What the exercise asks: Set down each record that follows exactly. Drop the images.
++++++++++++++++++++
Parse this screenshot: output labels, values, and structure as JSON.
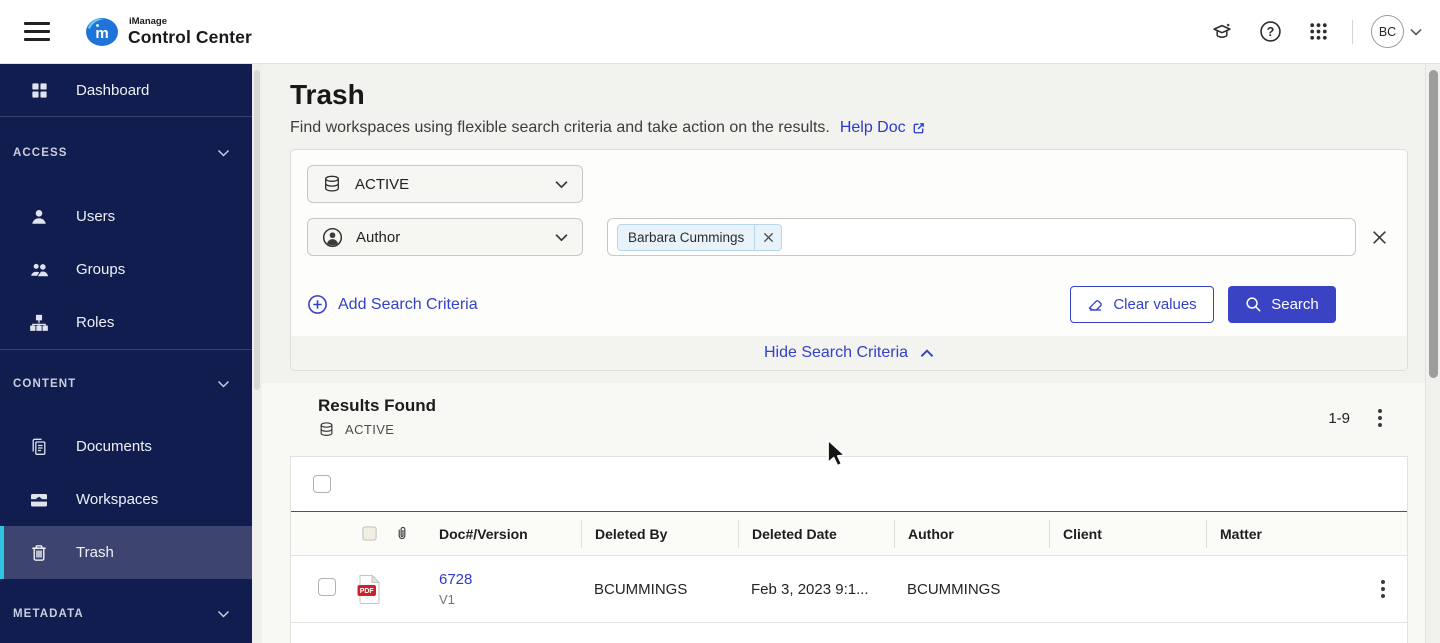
{
  "topbar": {
    "brand_small": "iManage",
    "brand_main": "Control Center",
    "avatar_initials": "BC"
  },
  "sidebar": {
    "dashboard_label": "Dashboard",
    "access_label": "ACCESS",
    "users_label": "Users",
    "groups_label": "Groups",
    "roles_label": "Roles",
    "content_label": "CONTENT",
    "documents_label": "Documents",
    "workspaces_label": "Workspaces",
    "trash_label": "Trash",
    "metadata_label": "METADATA"
  },
  "page": {
    "title": "Trash",
    "subtitle": "Find workspaces using flexible search criteria and take action on the results.",
    "help_link_label": "Help Doc"
  },
  "search": {
    "scope_selected": "ACTIVE",
    "criteria_field_selected": "Author",
    "criteria_chip": "Barbara Cummings",
    "add_criteria_label": "Add Search Criteria",
    "clear_values_label": "Clear values",
    "search_label": "Search",
    "hide_criteria_label": "Hide Search Criteria"
  },
  "results": {
    "header": "Results Found",
    "scope": "ACTIVE",
    "range": "1-9"
  },
  "table": {
    "columns": {
      "doc": "Doc#/Version",
      "deleted_by": "Deleted By",
      "deleted_date": "Deleted Date",
      "author": "Author",
      "client": "Client",
      "matter": "Matter"
    },
    "row1": {
      "doc_number": "6728",
      "version": "V1",
      "file_type": "PDF",
      "deleted_by": "BCUMMINGS",
      "deleted_date": "Feb 3, 2023 9:1...",
      "author": "BCUMMINGS",
      "client": "",
      "matter": ""
    }
  },
  "colors": {
    "sidebar_bg": "#121d4f",
    "sidebar_selected_bg": "#3e4470",
    "selected_accent": "#2fc4e0",
    "primary_button_blue": "#3a43c4",
    "link_blue": "#2b3ace",
    "chip_bg": "#e7f2fa",
    "pdf_red": "#cc2229"
  }
}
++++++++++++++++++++
Answer for the task:
Parse this screenshot: output labels, values, and structure as JSON.
{
  "topbar": {
    "brand_small": "iManage",
    "brand_main": "Control Center",
    "avatar_initials": "BC"
  },
  "sidebar": {
    "dashboard_label": "Dashboard",
    "access_label": "ACCESS",
    "users_label": "Users",
    "groups_label": "Groups",
    "roles_label": "Roles",
    "content_label": "CONTENT",
    "documents_label": "Documents",
    "workspaces_label": "Workspaces",
    "trash_label": "Trash",
    "metadata_label": "METADATA"
  },
  "page": {
    "title": "Trash",
    "subtitle": "Find workspaces using flexible search criteria and take action on the results.",
    "help_link_label": "Help Doc"
  },
  "search": {
    "scope_selected": "ACTIVE",
    "criteria_field_selected": "Author",
    "criteria_chip": "Barbara Cummings",
    "add_criteria_label": "Add Search Criteria",
    "clear_values_label": "Clear values",
    "search_label": "Search",
    "hide_criteria_label": "Hide Search Criteria"
  },
  "results": {
    "header": "Results Found",
    "scope": "ACTIVE",
    "range": "1-9"
  },
  "table": {
    "columns": {
      "doc": "Doc#/Version",
      "deleted_by": "Deleted By",
      "deleted_date": "Deleted Date",
      "author": "Author",
      "client": "Client",
      "matter": "Matter"
    },
    "row1": {
      "doc_number": "6728",
      "version": "V1",
      "file_type": "PDF",
      "deleted_by": "BCUMMINGS",
      "deleted_date": "Feb 3, 2023 9:1...",
      "author": "BCUMMINGS",
      "client": "",
      "matter": ""
    }
  },
  "colors": {
    "sidebar_bg": "#121d4f",
    "sidebar_selected_bg": "#3e4470",
    "selected_accent": "#2fc4e0",
    "primary_button_blue": "#3a43c4",
    "link_blue": "#2b3ace",
    "chip_bg": "#e7f2fa",
    "pdf_red": "#cc2229"
  }
}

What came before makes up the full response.